Republican Scott Tipton, the incumbent in Colorado’s sprawling 3rd Congressional District, has a 5 percentage point lead over Democratic challenger Diane Mitsch Bush days before election day, a bipartisan polling team said Saturday.
The live interview poll of 500 likely voters in the district, which includes about half the state and stretches from Grand Junction to Pueblo, comes from Louisiana-based Republican-friendly firm JMC Analytics and Polling and Washington, D.C.-based Democratic-aligned firm Bold Blue Campaigns.
The survey, conducted Oct. 27 through Friday, shows Tipton supported by 46 percent of those surveyed, Mitsch Bush by 41 percent, Libertarian Gaylon Kent by 4 percent, and independent Mary Malarsie by 1 percent.
It also shows that 7 percent of voters are still undecided — more than enough to cover the spread between Tipton and Mitsch Bush.
The poll showed even stronger support for Tipton when they were asked if the incumbent “deserves to be re-elected.” Fifty percent said yes and 41 percent said no.
Tipton, a Cortez resident who is seeking his fifth term, won the district by 14.3 points in his last run in 2016. He won his seat by defeating incumbent Democrat John Salazar in 2010 during a strong year for Republicans nationwide.
Mitsch Bush, of Steamboat Springs, is a former state House representative.
While the largely rural district has been leaning heavily Republican for years, some observers had thought that Tipton might face a challenging race if a nationwide “blue wave” of support for Democrats washes over Colorado.
The national election forecast blog FiveThirtyEight in mid-October ranked the race as a toss-up between the two candidates. But as of Saturday, the site — after incorporating the results of the new poll — gives Tipton an 83.5 percent chance of winning and rates the district “likely R.”
An earlier survey of likely voters from Change Research, conducted Oct. 27-29, showed Tipton with a 15-point advantage, 53 to 38 percent.
The new JMC/Bold Blue poll is deemed to have an estimated margin of error of plus or minus 4.5 percent. “The poll was both conducted and weighted to reflect the expected voter turnout demographics in the district,” the poll report says.

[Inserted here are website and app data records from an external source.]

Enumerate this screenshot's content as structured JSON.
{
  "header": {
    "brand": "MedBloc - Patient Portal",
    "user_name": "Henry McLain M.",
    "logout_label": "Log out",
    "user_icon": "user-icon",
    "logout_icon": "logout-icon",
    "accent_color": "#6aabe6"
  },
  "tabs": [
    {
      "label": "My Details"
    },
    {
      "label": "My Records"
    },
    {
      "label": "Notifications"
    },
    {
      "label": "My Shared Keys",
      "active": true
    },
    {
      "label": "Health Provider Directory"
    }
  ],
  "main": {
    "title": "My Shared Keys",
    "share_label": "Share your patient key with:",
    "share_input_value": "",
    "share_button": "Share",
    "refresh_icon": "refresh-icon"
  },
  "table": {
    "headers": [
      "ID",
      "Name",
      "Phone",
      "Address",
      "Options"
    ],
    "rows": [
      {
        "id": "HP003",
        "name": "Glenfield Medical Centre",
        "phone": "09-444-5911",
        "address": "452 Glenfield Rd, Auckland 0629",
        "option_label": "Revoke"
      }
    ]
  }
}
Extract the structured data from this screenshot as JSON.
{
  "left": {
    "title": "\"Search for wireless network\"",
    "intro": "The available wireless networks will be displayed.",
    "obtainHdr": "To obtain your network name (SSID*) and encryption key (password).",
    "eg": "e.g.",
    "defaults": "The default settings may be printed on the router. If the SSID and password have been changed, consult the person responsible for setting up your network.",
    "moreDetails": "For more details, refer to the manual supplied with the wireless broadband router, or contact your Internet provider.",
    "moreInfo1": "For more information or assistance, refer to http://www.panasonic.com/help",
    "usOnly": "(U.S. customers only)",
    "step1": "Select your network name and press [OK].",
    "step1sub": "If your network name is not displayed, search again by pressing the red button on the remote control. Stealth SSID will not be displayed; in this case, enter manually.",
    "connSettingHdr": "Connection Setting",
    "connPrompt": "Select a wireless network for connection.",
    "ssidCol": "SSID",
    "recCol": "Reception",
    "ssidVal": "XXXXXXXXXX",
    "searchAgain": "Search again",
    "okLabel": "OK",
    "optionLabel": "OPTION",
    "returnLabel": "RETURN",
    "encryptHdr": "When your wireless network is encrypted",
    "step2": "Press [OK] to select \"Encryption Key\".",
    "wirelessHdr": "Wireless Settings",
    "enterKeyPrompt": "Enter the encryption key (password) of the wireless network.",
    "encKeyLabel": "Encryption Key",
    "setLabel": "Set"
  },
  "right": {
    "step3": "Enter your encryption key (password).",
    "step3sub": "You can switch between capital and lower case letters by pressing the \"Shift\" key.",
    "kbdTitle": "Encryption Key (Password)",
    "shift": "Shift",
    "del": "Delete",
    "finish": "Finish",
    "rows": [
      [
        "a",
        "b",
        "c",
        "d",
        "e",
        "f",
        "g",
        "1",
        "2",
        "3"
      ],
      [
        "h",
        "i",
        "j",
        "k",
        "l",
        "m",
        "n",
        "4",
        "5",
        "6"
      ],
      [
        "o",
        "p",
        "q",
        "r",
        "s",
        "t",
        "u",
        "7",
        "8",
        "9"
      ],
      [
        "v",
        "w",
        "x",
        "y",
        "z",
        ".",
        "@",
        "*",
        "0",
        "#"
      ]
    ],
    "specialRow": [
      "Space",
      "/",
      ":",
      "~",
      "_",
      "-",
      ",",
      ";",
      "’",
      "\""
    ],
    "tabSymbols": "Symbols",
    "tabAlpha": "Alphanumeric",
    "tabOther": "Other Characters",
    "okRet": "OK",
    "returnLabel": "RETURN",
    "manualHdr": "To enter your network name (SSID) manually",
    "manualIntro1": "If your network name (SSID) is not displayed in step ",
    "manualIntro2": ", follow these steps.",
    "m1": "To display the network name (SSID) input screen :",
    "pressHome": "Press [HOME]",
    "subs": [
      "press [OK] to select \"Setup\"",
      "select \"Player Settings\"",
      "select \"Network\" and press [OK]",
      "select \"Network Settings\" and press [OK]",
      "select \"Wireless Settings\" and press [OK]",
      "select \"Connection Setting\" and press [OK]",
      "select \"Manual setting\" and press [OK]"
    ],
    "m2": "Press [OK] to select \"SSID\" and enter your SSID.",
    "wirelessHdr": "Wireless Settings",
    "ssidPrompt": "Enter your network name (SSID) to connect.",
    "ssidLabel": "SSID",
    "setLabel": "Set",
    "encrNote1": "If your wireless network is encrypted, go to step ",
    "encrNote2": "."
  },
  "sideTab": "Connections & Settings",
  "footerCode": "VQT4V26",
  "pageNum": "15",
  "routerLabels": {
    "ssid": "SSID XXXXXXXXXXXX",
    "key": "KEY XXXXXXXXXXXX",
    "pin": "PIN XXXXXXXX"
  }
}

Of those surveyed, 39 percent identified themselves as Republican, 34 percent as Democrat, and 27 percent as independent.
Twenty-two percent of those polled said they already had voted, another 46 percent said they were “almost certain” to vote, and 23 percent said they “very likely” would vote.
The 3rd District likely voters also were asked whom they support in the Colorado governor’s race, and 46 percent said they favor Republican Walker Stapleton, while 41 percent support Democrat Jared Polis and 13 percent are undecided.
Stapleton, who has been trailing in statewide surveys, is hoping for a strong showing in rural Colorado areas like the 3rd CD to compensate for Polis’ strong support in metro Denver.
In a surprising result in a part of the state where oil and gas development is a major part of the economy, 3rd CD likely voters were evenly split, 43-43 percent, on Proposition 112, a measure that would greatly increase restrictions on fossil-fuel operations near homes and other occupied buildings, the poll indicates. Another 14 percent said they were unsure how they would vote on the measure.
(The survey’s question on 112 erroneously called it a “proposed amendment to the Colorado constitution”; in fact, 112 is a statutory measure that would not be part of the state constitution.)
Other major findings of the Bold Blue-JMC survey: